“One challenge Kubernetes users face is the lack of know-how and tools to manage Kubernetes clusters”
Kubernetes is one of the IT world’s brightest ‘stars’; more and more companies are using this technology for the orchestration of containers in multi-cloud environments. We talked with Matt Chotin about the new challenges it brings and how to optimize the performance of application containers.
JAXenter: A few weeks ago, AppDynamics and Cisco introduced a tool that enables Kubernetes to be used in production environments in multi-cloud environments. Why are such tools necessary at all?
Matt Chotin: Firstly, Kubernetes has become the de facto standard for the orchestration of containers, demonstrated by the fact that two competing approaches, Docker Swarm and Mesophere Marathon, now support Kubernetes. Many of our customers experiment with Kubernetes in development and test scenarios.
However, users often have problems making the performance of Kubernetes and the applications provided by container technologies transparent. With Cisco CloudCenter 4.9, container-based applications can be made available and managed. AppDynamics for Kubernetes adds a monitoring function. It detects dynamic states at the application or cluster level and triggers Cisco CloudCenter at peak loads or other anomalies to optimise the performance.
There is another factor: the trend towards multi-cloud environments. Corporations with several cloud providers are becoming the norm. One reason for this is that each application has an architecture with special requirements that require individual solutions. Over time, such individual solutions develop into a multi-cloud environment in which services on different platforms are linked together. A study by IDC and AppDynamics found that 75 percent of companies want to use two to five clouds within the next two years.
JAXenter: What are the biggest obstacles for the use of Kubernetes in IT environments where cloud services from different service providers are used?
Matt Chotin: One of the challenges that users of Kubernetes face is the lack of know-how and tools to manage Kubernetes clusters. In addition, several developers and IT administrators have concerns regarding the monitoring of Kubernetes in production environments. This applies in particular to complex infrastructures in which cloud services from different providers are used. One of the basic principles of container platforms like Kubernetes is that ‘immutable’ images can be moved from a private cloud to one or more public cloud environments when needed – and vice versa. However, this portability only works if IT specialists receive detailed information about the performance of the containers and applications.

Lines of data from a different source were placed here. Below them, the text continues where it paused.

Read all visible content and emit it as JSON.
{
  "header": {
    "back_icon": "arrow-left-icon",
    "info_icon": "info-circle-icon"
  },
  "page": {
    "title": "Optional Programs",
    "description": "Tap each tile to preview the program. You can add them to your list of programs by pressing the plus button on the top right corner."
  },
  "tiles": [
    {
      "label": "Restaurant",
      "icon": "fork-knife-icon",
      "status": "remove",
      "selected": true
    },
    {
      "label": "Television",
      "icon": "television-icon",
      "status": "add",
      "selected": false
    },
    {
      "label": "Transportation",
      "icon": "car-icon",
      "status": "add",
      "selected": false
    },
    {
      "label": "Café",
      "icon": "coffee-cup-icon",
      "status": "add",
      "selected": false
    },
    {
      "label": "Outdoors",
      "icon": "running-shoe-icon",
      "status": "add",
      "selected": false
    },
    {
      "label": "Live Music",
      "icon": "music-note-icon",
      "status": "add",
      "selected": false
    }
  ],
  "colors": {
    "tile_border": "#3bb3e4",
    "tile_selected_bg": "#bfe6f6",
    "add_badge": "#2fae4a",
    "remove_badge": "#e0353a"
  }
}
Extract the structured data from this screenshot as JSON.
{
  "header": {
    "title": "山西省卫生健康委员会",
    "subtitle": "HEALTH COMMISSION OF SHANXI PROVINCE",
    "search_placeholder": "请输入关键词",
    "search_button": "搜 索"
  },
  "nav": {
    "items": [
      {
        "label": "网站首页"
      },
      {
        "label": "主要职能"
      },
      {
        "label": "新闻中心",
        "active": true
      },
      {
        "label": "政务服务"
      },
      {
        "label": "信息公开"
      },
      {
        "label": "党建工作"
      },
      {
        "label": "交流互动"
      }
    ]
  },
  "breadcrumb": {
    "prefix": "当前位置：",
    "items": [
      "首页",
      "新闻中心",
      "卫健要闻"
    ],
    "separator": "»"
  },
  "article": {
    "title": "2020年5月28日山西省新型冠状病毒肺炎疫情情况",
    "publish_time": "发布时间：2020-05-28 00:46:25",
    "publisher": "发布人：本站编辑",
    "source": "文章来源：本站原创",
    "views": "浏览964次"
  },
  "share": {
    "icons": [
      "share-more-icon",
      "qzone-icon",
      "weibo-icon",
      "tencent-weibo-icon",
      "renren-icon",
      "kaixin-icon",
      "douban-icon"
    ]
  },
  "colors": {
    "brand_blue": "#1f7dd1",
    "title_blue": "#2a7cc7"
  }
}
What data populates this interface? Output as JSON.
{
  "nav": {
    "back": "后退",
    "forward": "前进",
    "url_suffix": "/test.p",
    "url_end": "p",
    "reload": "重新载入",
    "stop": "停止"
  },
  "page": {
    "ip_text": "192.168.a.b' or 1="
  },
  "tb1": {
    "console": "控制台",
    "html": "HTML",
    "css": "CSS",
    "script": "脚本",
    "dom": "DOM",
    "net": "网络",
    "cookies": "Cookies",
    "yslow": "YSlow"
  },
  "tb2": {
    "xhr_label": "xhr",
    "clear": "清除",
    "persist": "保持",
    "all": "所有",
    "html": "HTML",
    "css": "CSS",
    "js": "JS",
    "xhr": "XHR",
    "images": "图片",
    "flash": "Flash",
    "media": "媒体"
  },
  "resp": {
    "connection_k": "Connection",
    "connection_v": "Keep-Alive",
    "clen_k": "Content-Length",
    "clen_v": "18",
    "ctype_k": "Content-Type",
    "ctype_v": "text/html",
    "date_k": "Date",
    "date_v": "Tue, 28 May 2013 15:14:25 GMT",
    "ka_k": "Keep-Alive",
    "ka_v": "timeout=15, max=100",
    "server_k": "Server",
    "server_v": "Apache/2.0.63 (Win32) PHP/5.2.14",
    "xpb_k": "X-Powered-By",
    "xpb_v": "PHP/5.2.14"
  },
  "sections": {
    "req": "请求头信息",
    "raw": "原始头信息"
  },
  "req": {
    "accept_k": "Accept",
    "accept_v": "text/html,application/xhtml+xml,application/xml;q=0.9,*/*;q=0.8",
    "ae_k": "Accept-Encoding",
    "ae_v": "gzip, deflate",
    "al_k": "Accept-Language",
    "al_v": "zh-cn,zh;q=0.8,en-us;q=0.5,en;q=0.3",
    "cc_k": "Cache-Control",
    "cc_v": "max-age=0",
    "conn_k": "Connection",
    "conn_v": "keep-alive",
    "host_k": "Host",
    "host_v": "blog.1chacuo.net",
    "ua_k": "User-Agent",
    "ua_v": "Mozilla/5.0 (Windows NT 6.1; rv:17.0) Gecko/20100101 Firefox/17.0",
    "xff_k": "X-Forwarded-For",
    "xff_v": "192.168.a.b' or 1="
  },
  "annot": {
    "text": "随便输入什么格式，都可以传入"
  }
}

For example, it is helpful if the performance data of different groups of Kubernetes nodes can be compared. This is possible with Tagged Metrics. To do this, all nodes on the same level are combined into a group using server tags. These tags can come from Amazon Web Services, Kubernetes and Docker or be defined by the user. The advantage is that experts can then check the application performance of nodes and node groups at the service level, such as average response times.
JAXenter: Kubernetes has won over Docker Swarm in the ‘container war’. Why is Kubernetes so successful?
Matt Chotin: One reason is that from the developers’ point of view, Kubernetes is an ideal platform for setting up and managing containers. This is reflected in the high acceptance of Kubernetes. On GitHub, Kubernetes is the project around which most discussions revolve by far. In addition, there is a particularly lively community. It contributes significantly to the success of Kubernetes. However, there is still room for improvement at Kubernetes. One point that always comes up in discussions is the complex implementation in data centres. It is also difficult to implement a test environment on a development or test computer.
JAXenter: Serverless computing is currently another concept on everyone’s lips. Do you believe that container technologies will become superfluous by Serverless?
Matt Chotin: This is difficult to estimate at present. Both approaches have their advantages and disadvantages. The advantage of containers is that they give a company greater control over the entire stack, from development to implementation on its own servers or in a public cloud. However, this requires the appropriate know-how and effective application performance management. The advantage of serverless computing is that developers do not have to worry about managing containers and the associated IT infrastructure. Simply put, you can just start coding.
However, serverless is currently harder to both develop for and debug than containers, and the tools are controlled more by the platform providers. Larger serverless applications also require more effort to architect, as each small piece of functionality ends up being a different piece of code that has to be further orchestrated. Containers are suitable for all types of applications, for complex applications as well as for new development projects and existing applications. Serverless Computing, on the other hand, is better suited for select projects, and adapting existing software to Serverless environments may not be worthwhile in many cases. Of course, the two approaches will often be used together, giving you the best of both worlds.
JAXenter: Which trends will shape the further development of container technologies – or in other words: What will be the next big step?
Matt Chotin: One trend is certainly Unikernels in which applications and operating system environments are packed into a container. However, this concept is not yet so mature that it can be used in productive environments. Nevertheless, Unikernels may become competitors of containers and traditional microservices in the foreseeable future.
Unified monitoring of applications and their performance will also play a central role. It will include not only Kubernetes and containers, but IT environments and end devices of all kinds. These can be servers and serverless components, but also smartphones, IoT systems and microservices. Such monitoring is not only important for development and test departments, but also for the business leader and CIO. In the age of digitisation, the performance of applications has a direct impact on business success. This must be taken into account by all employees, from developer to the CEO.